----- Data in this exercise -----
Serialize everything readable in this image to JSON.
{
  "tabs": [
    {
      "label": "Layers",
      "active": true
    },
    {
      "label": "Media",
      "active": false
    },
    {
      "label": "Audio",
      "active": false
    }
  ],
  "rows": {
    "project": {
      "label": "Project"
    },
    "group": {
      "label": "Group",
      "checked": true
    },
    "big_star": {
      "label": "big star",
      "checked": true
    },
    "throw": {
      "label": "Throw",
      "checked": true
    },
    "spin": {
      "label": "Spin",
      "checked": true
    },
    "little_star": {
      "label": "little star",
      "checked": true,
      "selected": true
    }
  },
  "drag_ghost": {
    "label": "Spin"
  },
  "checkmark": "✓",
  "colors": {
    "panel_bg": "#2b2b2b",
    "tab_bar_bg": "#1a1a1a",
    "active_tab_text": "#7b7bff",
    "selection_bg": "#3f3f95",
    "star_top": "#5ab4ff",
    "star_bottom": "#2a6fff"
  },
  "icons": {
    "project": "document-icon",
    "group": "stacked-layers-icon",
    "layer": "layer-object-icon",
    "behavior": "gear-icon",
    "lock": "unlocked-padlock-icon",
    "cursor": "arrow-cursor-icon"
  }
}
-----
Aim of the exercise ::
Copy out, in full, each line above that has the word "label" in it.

The completed task ::
      "label": "Layers",
      "label": "Media",
      "label": "Audio",
      "label": "Project"
      "label": "Group",
      "label": "big star",
      "label": "Throw",
      "label": "Spin",
      "label": "little star",
    "label": "Spin"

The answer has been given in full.